Although surveying was in its infancy, accurate boundary measurements were required to prevent continuing argument, so the royal astronomer at the Greenwich Observatory recommended his assistant Charles Mason and Jeremiah Dixon, from Cockfield to undertake a boundary survey.

It took five years and proved one of the great technological feats of the century.

The boundary became the Mason-Dixon, which defined the boundary of freedom for escaping black slaves and the dividing line between Southern and Northern states in the civil war.

Now one of his direct descendants, John Dixon, is to host a talk entitled Jeremiah Dixon; Revered in America, Forgotten at Home, for Northallerton and District Local History Society.

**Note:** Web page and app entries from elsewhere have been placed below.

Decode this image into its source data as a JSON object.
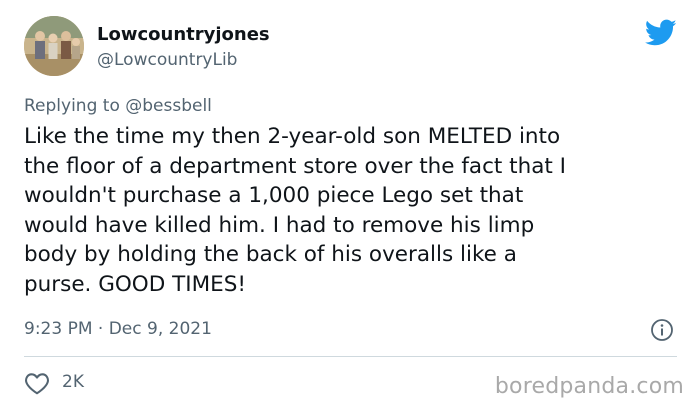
{
  "author": {
    "display_name": "Lowcountryjones",
    "handle": "@LowcountryLib"
  },
  "reply": {
    "prefix": "Replying to",
    "to_handle": "@bessbell"
  },
  "tweet": {
    "lines": [
      "Like the time my then 2-year-old son MELTED into",
      "the floor of a department store over the fact that I",
      "wouldn't purchase a 1,000 piece Lego set that",
      "would have killed him. I had to remove his limp",
      "body by holding the back of his overalls like a",
      "purse. GOOD TIMES!"
    ],
    "timestamp": "9:23 PM · Dec 9, 2021"
  },
  "stats": {
    "likes": "2K"
  },
  "watermark": "boredpanda.com",
  "icons": {
    "brand": "twitter-bird-icon",
    "info": "info-icon",
    "like": "heart-icon"
  },
  "colors": {
    "twitter_blue": "#1d9bf0",
    "text_primary": "#0f1419",
    "text_secondary": "#536471",
    "divider": "#cfd9de",
    "watermark": "#a9a9a9"
  }
}
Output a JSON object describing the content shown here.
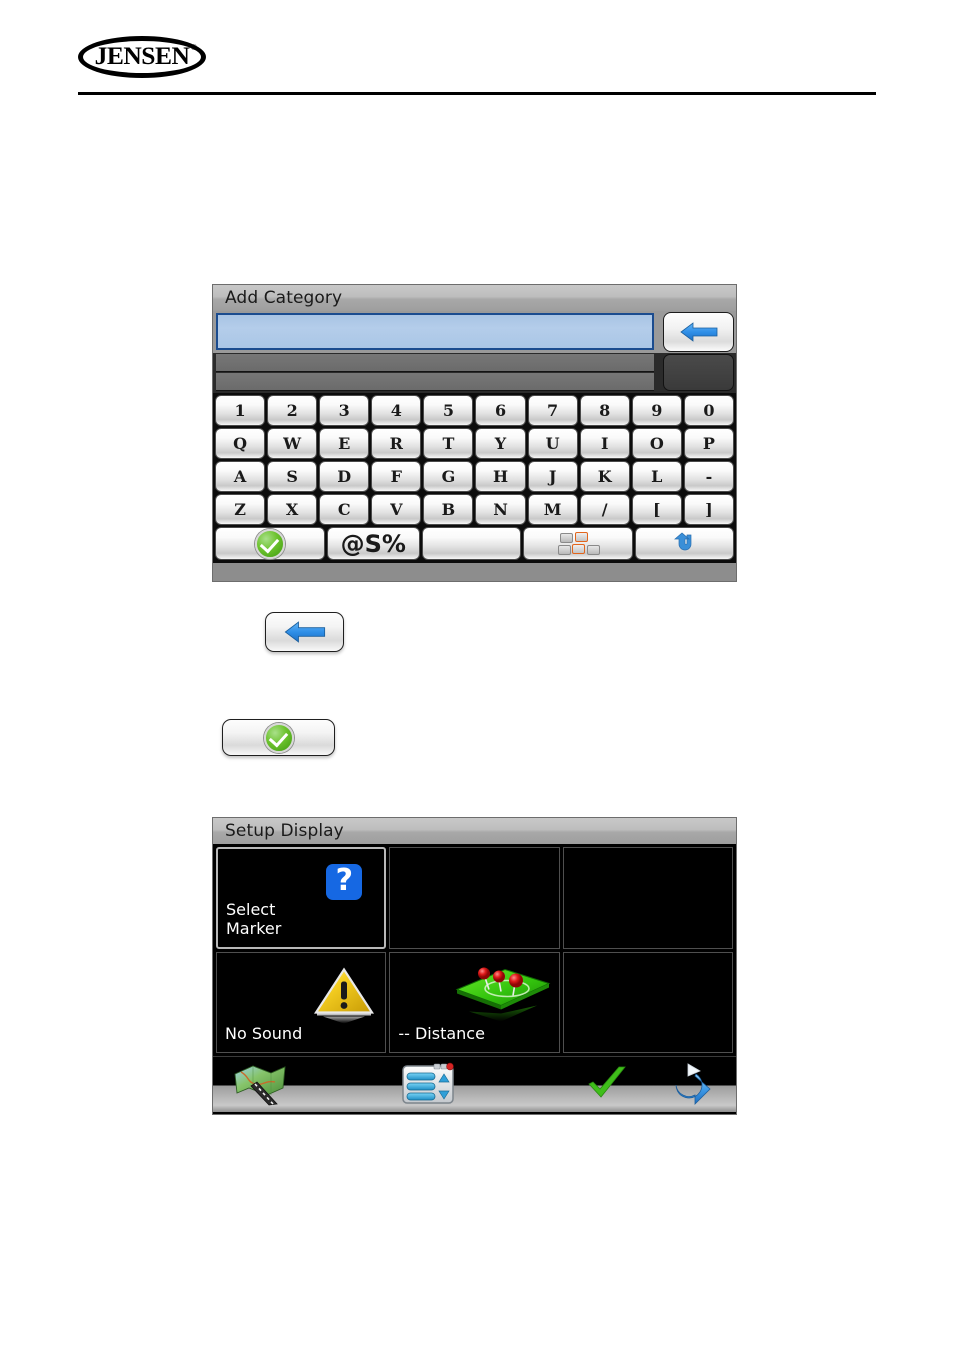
{
  "brand": {
    "name": "JENSEN",
    "registered_mark": "®"
  },
  "keyboard_dialog": {
    "title": "Add Category",
    "input_value": "",
    "backspace_icon": "left-arrow-icon",
    "rows": [
      [
        "1",
        "2",
        "3",
        "4",
        "5",
        "6",
        "7",
        "8",
        "9",
        "0"
      ],
      [
        "Q",
        "W",
        "E",
        "R",
        "T",
        "Y",
        "U",
        "I",
        "O",
        "P"
      ],
      [
        "A",
        "S",
        "D",
        "F",
        "G",
        "H",
        "J",
        "K",
        "L",
        "-"
      ],
      [
        "Z",
        "X",
        "C",
        "V",
        "B",
        "N",
        "M",
        "/",
        "[",
        "]"
      ]
    ],
    "function_row": {
      "ok_icon": "green-check-icon",
      "symbols_label": "@S%",
      "space_label": "",
      "layout_icon": "keyboard-layout-icon",
      "return_icon": "return-arrow-icon"
    }
  },
  "legend": {
    "backspace_icon": "left-arrow-icon",
    "ok_icon": "green-check-icon"
  },
  "setup_display": {
    "title": "Setup Display",
    "cells": [
      {
        "label": "Select\nMarker",
        "label_line1": "Select",
        "label_line2": "Marker",
        "icon": "blue-question-mark-icon",
        "selected": true
      },
      {
        "label": "",
        "icon": "",
        "selected": false
      },
      {
        "label": "",
        "icon": "",
        "selected": false
      },
      {
        "label": "No Sound",
        "icon": "warning-triangle-icon",
        "selected": false
      },
      {
        "label": "-- Distance",
        "icon": "green-plane-pins-icon",
        "selected": false
      },
      {
        "label": "",
        "icon": "",
        "selected": false
      }
    ],
    "toolbar": [
      {
        "name": "map-icon"
      },
      {
        "name": "list-window-icon"
      },
      {
        "name": "green-check-icon"
      },
      {
        "name": "u-turn-arrow-icon"
      }
    ]
  },
  "colors": {
    "input_blue": "#b4cdea",
    "input_border": "#1b4c8f",
    "panel_title_gray": "#b8b8b8",
    "marker_blue": "#1668e3",
    "warning_yellow": "#f2c717",
    "plane_green": "#3cc412",
    "pin_red": "#d81515",
    "check_green": "#3fbe1a",
    "arrow_blue": "#2f8fe8"
  }
}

It will take place at the Sacred Heart Church Hall on Thirsk Road, Northallerton at 7pm on Tuesday, January 8. Non-members are welcome at a nominal admission charge of £2.50, while students under 18 will be admitted free.